Niklas Andersson

Nigel, Like this reflection… well writer down

Bob Braan

“Are folding wingtips safe? According to Boeing, yes!”.
But then Boeing said the 737 Max was safe too so that means nothing.
1st time was when Boeing said it was safe originally with a hidden, flawed MCAS system.
2nd time was after two crashes Boeing insisted it was safe and tried to prevent it being grounded in the US when all other countries had already grounded it.
3rd time is now when Boeing told the FAA the flaws were corrected and the FAA found another catastrophic flaw unrelated to MCAS.
EASA has also found new flaws.

Bob Braan

Boeing states that it approached the design… with the same thoroughness as it would any of its flight control systems. Uh oh. Based on the disastrous Boeing 737 Max control design there is likely a crash in the future. Boeing hasn’t learned anything.

Bob Braan

I wonder who programmed the folding wingtips on the new 777X? Same negligent programmer as MCAS? The wingtips are supposed to only fold on the ground. Hypothetically I can see the headline now “400 Passengers Die as Brand New 777X Spirals Into Ground”. “Passengers tweeted the wingtip on one side folded up in flight causing the plane to roll repeatedly on the way into the ground”. “Boeing and the FAA say the plane is safe and more data is needed to ground them.”

Matt

“But Boeing states that it approached the design of the fold mechanism, locking pins and latches with the same thoroughness as it would any of its flight control systems.” “The folding wingtips are simple and highly reliable with redundant deploying, retracting and locking mechanisms.
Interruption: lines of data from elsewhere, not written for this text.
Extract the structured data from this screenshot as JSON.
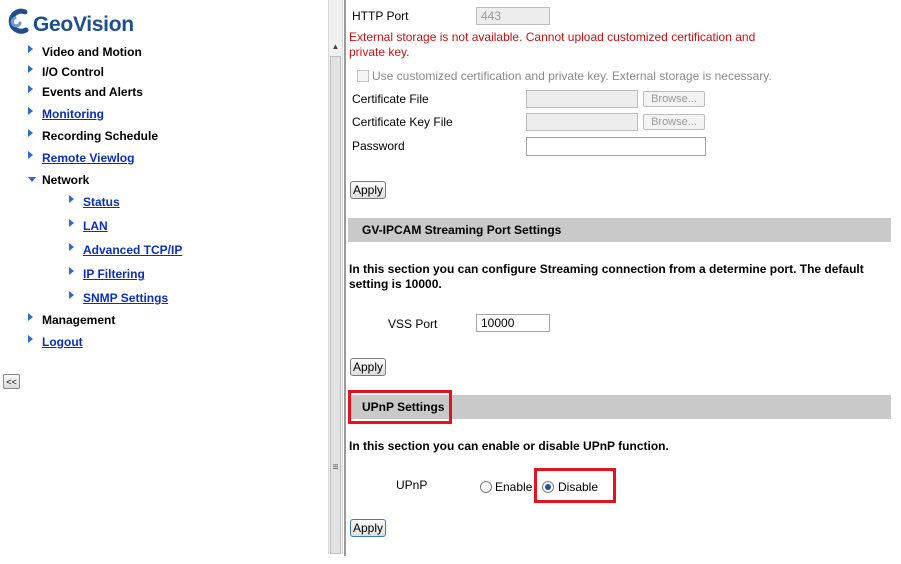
{
  "logo": {
    "text": "GeoVision"
  },
  "nav": {
    "items": [
      {
        "label": "Video and Motion"
      },
      {
        "label": "I/O Control"
      },
      {
        "label": "Events and Alerts"
      },
      {
        "label": "Monitoring"
      },
      {
        "label": "Recording Schedule"
      },
      {
        "label": "Remote Viewlog"
      },
      {
        "label": "Network"
      },
      {
        "label": "Status"
      },
      {
        "label": "LAN"
      },
      {
        "label": "Advanced TCP/IP"
      },
      {
        "label": "IP Filtering"
      },
      {
        "label": "SNMP Settings"
      },
      {
        "label": "Management"
      },
      {
        "label": "Logout"
      }
    ],
    "collapse_label": "<<"
  },
  "https": {
    "port_label": "HTTP Port",
    "port_value": "443",
    "warning_line1": "External storage is not available. Cannot upload customized certification and",
    "warning_line2": "private key.",
    "use_custom_label": "Use customized certification and private key. External storage is necessary.",
    "certificate_file_label": "Certificate File",
    "certificate_key_file_label": "Certificate Key File",
    "password_label": "Password",
    "browse_label": "Browse...",
    "apply_label": "Apply"
  },
  "streaming": {
    "header": "GV-IPCAM Streaming Port Settings",
    "description_line1": "In this section you can configure Streaming connection from a determine port. The default",
    "description_line2": "setting is 10000.",
    "vss_port_label": "VSS Port",
    "vss_port_value": "10000",
    "apply_label": "Apply"
  },
  "upnp": {
    "header": "UPnP Settings",
    "description": "In this section you can enable or disable UPnP function.",
    "label": "UPnP",
    "enable_label": "Enable",
    "disable_label": "Disable",
    "selected": "Disable",
    "apply_label": "Apply"
  },
  "colors": {
    "link": "#0a2fb8",
    "warning": "#cc1010",
    "highlight": "#e3141f",
    "section_bar": "#c9c9c9",
    "logo": "#1f4e8c"
  }
}
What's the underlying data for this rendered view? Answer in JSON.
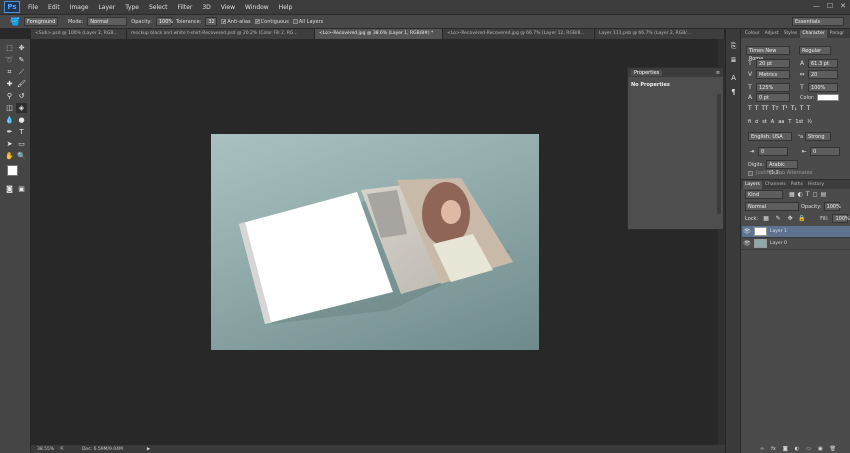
{
  "app": {
    "logo": "Ps"
  },
  "menu": [
    "File",
    "Edit",
    "Image",
    "Layer",
    "Type",
    "Select",
    "Filter",
    "3D",
    "View",
    "Window",
    "Help"
  ],
  "window_controls": {
    "minimize": "—",
    "maximize": "☐",
    "close": "✕"
  },
  "options": {
    "sample": "Foreground",
    "mode_label": "Mode:",
    "mode": "Normal",
    "opacity_label": "Opacity:",
    "opacity": "100%",
    "tolerance_label": "Tolerance:",
    "tolerance": "32",
    "antialias": "Anti-alias",
    "contiguous": "Contiguous",
    "all_layers": "All Layers",
    "workspace": "Essentials"
  },
  "tabs": [
    {
      "label": "<Sub>.psd @ 100% (Layer 2, RGB..."
    },
    {
      "label": "mockup black and white t-shirt-Recovered.psd @ 20.2% (Color Fill 2, RG..."
    },
    {
      "label": "<Lo>-Recovered.jpg @ 38.6% (Layer 1, RGB/8#) *"
    },
    {
      "label": "<Lo>-Recovered-Recovered.jpg @ 66.7% (Layer 12, RGB/8..."
    },
    {
      "label": "Layer 111.psb @ 66.7% (Layer 2, RGB/..."
    }
  ],
  "status": {
    "zoom": "38.55%",
    "doc": "Doc: 6.59M/9.04M"
  },
  "properties": {
    "title": "Properties",
    "content": "No Properties"
  },
  "char_tabs": [
    "Colour",
    "Adjust",
    "Styles",
    "Character",
    "Paragr"
  ],
  "character": {
    "font": "Times New Roma...",
    "style": "Regular",
    "size": "20 pt",
    "leading": "61.3 pt",
    "kerning": "Metrics",
    "tracking": "20",
    "vscale": "125%",
    "hscale": "100%",
    "baseline": "0 pt",
    "color_label": "Color:",
    "language": "English: USA",
    "aa_label": "ᵃa",
    "aa": "Strong",
    "indent1": "0",
    "indent2": "0",
    "digits_label": "Digits:",
    "digits": "Arabic (1,2...",
    "justification": "Justification Alternates"
  },
  "layers_tabs": [
    "Layers",
    "Channels",
    "Paths",
    "History"
  ],
  "layers": {
    "kind": "Kind",
    "blend": "Normal",
    "opacity_label": "Opacity:",
    "opacity": "100%",
    "lock_label": "Lock:",
    "fill_label": "Fill:",
    "fill": "100%",
    "items": [
      {
        "name": "Layer 1"
      },
      {
        "name": "Layer 0"
      }
    ]
  }
}
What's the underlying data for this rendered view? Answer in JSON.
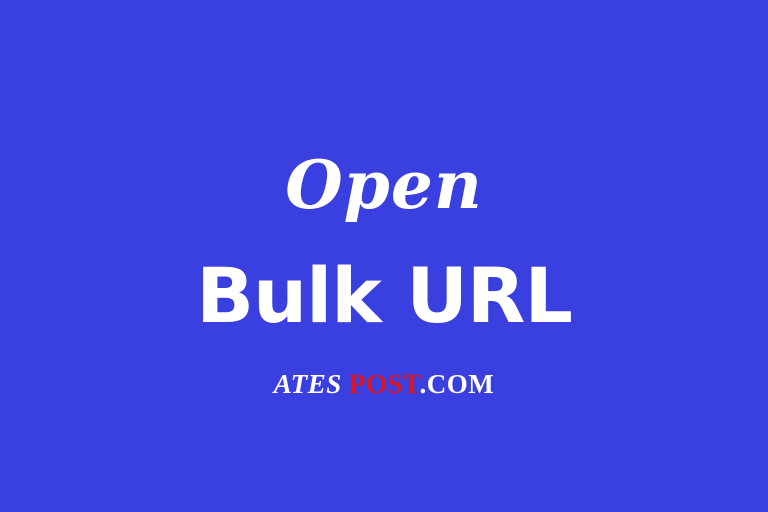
{
  "headline": {
    "open": "Open",
    "title": "Bulk URL"
  },
  "brand": {
    "part1": "ATES ",
    "part2": "POST",
    "part3": ".COM"
  },
  "colors": {
    "background": "#3a3fe0",
    "text": "#ffffff",
    "brand_accent": "#e0141e"
  }
}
We are designing the folding wingtips like every other flight critical system so they meet safety requirements.” I don’t actually doubt the safety of these, but those comments from Boeing after the MAX debacle are poorly phrased. I also doubt the necessity of them. They were starting out with a clean sheet design on the wing.… Read more »

adhf

I find it odd that these are mandatory and the added weight and complexity is worth it. Surely airports taking a 400 seat jet have the bigger gates? At the very least, I’d have expected folding wingtips to be an optional extra since surely not every 777x will need them.